He grasped early the fiscal opportunities implicit in "charitable" fundraising. ("All the funds went to children," he told his mother when she questioned his profitable, vague "March for Hunger." "Yes. They did," he said, pocketing a hundred-some bucks.)
He idolized Andrew Jackson as pictured on the $20 bill, admiring "the vertical dart between the brows, the jutting chin, the narrow mouth ... his composure in the face of the trivial." The all-seeing eye on the $1 bill soothed his anxieties.
Lydia Millet's newest protagonist, "T.," is a perfectly minted capitalist. And How the Dead Dream is perfectly minted satire.
This is Millet's sixth novel--each one different, this one already acclaimed. Born in Boston in 1968, raised in Canada, Millet did a stint in the UA writing program, completed a master's in environmental science at Duke and settled in Tucson, where she's proving that literary fiction doesn't have to be domestic-realism tedious, and that political fiction doesn't have to preach.
That said, the plot premise of this novel is nothing if not weird: Successful young developer T. suffers a personal crisis and begins to break into zoo exhibits at night, where he sleeps in the enclosures of endangered animals.
The only child of a devoted Catholic mother and a distant, advertising-manager father, T. discovers early that the key to the Midas touch lies in steady "effort and control," in knowing people's motivations and how to exploit them. Rational, distant and intelligent, he becomes a student of financial opportunity. In school, he "befriends" a social outcast, extorting a weekly portion of the boy's allowance to "protect" him from hazing jocks ... whom he in turn scams. In college, while secretly day-trading stocks, he discovers the benefits of networking by proving himself a reliable father figure to his beer-bombing fraternity brothers. On the basis of that network, T. makes his first million-dollar profit only months out of college and launches a career in land development.
But the pins beneath this young believer in the infinite power of free will, independence and capital get pulled out by a series of events. First, his father drops out of sight, and his mother shows up on his doorstep. Secondly, out of surprising guilt for hitting a coyote on a road, he adopts a dog. Then, in close succession, he falls in love, finds his father, loses his lover and escapes into sleep.
He initiates his nighttime zoo break-ins when he's finally able to drag himself awake.
Millet feeds us tidbits of theme.
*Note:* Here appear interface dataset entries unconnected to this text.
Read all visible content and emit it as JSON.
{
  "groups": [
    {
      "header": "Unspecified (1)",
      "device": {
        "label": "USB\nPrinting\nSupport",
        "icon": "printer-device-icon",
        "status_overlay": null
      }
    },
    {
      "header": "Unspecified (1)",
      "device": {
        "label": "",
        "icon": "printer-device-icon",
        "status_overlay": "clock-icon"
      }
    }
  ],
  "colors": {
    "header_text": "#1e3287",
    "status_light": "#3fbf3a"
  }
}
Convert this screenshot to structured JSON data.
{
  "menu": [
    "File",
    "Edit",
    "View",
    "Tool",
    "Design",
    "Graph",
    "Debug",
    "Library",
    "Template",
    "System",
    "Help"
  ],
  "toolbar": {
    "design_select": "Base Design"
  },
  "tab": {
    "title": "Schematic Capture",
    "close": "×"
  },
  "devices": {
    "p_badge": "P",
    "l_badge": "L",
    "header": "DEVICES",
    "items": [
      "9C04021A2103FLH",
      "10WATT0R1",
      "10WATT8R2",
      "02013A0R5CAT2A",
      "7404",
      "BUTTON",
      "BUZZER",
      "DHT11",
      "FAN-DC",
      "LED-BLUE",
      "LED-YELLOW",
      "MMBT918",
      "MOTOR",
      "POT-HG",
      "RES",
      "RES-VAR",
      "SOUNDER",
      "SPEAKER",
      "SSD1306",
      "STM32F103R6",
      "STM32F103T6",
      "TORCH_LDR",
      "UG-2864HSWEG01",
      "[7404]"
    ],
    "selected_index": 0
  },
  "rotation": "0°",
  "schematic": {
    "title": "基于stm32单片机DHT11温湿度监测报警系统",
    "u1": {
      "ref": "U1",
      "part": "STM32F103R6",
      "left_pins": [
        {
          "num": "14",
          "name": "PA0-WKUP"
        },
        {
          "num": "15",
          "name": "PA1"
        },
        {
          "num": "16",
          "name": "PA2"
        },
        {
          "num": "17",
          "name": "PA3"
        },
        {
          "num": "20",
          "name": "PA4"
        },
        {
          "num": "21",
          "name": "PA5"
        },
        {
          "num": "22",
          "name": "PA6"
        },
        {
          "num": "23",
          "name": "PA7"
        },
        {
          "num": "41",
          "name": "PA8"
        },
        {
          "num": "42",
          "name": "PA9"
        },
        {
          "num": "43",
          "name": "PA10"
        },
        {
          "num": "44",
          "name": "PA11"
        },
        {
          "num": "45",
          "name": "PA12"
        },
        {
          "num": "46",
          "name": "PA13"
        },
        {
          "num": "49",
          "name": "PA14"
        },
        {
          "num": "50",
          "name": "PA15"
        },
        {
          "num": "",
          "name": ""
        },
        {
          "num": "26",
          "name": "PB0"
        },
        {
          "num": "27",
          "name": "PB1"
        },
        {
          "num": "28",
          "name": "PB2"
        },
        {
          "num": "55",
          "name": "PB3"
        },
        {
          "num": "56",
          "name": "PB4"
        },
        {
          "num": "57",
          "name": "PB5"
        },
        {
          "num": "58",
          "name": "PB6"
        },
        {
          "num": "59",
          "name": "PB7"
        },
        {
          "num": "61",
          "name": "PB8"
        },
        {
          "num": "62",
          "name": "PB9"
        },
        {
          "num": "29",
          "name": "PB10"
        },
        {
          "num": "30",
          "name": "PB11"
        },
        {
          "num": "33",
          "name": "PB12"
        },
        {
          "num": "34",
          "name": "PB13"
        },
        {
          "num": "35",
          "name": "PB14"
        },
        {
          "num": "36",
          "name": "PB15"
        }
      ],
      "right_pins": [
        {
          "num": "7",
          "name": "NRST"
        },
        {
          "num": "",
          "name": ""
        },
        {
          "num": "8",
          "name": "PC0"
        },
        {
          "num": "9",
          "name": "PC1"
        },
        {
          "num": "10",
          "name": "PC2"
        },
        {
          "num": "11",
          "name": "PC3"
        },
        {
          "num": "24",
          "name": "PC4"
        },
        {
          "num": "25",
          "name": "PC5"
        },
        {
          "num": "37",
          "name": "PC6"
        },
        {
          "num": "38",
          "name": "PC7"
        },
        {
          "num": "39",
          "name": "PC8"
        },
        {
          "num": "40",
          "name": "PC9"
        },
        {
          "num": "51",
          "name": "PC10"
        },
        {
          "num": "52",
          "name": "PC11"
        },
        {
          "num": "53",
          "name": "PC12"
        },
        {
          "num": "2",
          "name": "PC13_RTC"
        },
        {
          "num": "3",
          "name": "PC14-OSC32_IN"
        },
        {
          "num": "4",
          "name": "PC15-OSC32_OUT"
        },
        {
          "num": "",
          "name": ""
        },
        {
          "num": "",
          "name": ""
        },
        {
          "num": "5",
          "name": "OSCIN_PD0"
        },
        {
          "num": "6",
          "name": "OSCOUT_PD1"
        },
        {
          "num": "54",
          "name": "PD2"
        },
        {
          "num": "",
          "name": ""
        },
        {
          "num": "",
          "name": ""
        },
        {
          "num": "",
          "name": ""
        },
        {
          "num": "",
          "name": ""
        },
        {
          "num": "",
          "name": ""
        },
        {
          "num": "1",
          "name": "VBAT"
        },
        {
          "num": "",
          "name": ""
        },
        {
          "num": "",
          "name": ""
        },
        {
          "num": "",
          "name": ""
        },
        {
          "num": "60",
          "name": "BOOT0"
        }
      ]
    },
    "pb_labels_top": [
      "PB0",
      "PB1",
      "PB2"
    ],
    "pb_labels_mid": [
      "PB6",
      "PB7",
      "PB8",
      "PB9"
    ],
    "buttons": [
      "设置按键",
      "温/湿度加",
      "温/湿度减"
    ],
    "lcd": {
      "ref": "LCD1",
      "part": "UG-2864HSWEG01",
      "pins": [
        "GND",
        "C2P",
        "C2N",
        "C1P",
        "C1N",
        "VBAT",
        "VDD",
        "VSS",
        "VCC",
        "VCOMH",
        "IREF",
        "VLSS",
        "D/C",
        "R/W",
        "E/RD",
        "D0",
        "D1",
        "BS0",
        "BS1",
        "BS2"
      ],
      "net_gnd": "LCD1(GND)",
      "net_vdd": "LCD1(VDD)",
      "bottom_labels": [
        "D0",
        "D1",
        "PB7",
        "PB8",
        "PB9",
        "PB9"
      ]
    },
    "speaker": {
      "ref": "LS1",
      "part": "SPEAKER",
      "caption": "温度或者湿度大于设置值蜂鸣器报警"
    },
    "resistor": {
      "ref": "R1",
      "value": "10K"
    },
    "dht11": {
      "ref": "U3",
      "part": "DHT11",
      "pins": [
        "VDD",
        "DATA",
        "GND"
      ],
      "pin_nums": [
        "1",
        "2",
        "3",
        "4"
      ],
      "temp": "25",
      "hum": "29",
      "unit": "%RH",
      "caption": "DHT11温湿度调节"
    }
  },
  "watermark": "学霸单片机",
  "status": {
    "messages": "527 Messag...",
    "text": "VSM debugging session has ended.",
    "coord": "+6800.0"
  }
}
She serves up her dream motif in the voice of T.'s runaway dad: "Did you ever have a dream so real it felt like you were awake? ... What if one day, you woke up and you realized your whole life had been a dream like that?" She suggests it in young T.'s perceptions of old men who die as stupid--and unaware of their stupidity--as they were as young men. She constructs scenes that imitate dream experiences--the sensations of paralysis, of heaviness and lassitude in the face of threat. She dresses money in the robes of religious ritual. She conflates the internal with the external and lets the visceral impinge on the intellect.
Millet reveals her central issue--the tragedy of the loss of biological diversity--by confronting a teachable character with the power of loss--but she never smacks a moral upside the reader's head.
With generous wit and deft timing, just when things might begin to feel a bit serious, she mediates with a bit of humor. T.'s mother has a near-death experience, for example, "But it was bad, very bad." Instead of heaven as she'd pictured it, his mother found herself in the International House of Pancakes.
"I thought," she cautions T. about the afterlife, "it would be more expensive than that."
Though T. lives in Southern California, Millet's settings will feel familiar to local readers. The retirement community he develops in the California desert has all the charm of places we know--acres of fake Santa Fe-style buildings interspersed with golf courses and communal rec centers. The Caribbean resort he's begun work on can be visualized by the growing contingent of Tucson folks with ties to Belize. The gleeful abandon with which T. uproots native mangrove trees would horrify Sonoran denizens who've witnessed bulldozers blade the desert.
Millet takes T. on a jungle trip at the end of How the Dead Dream and leaves him there bizarrely and ambiguously. Think "sleep" again.
Word is that this is the first in a trilogy. This reader, for one, is anxious to return to Belizean mangroves, howler monkeys and jaguars in the next book.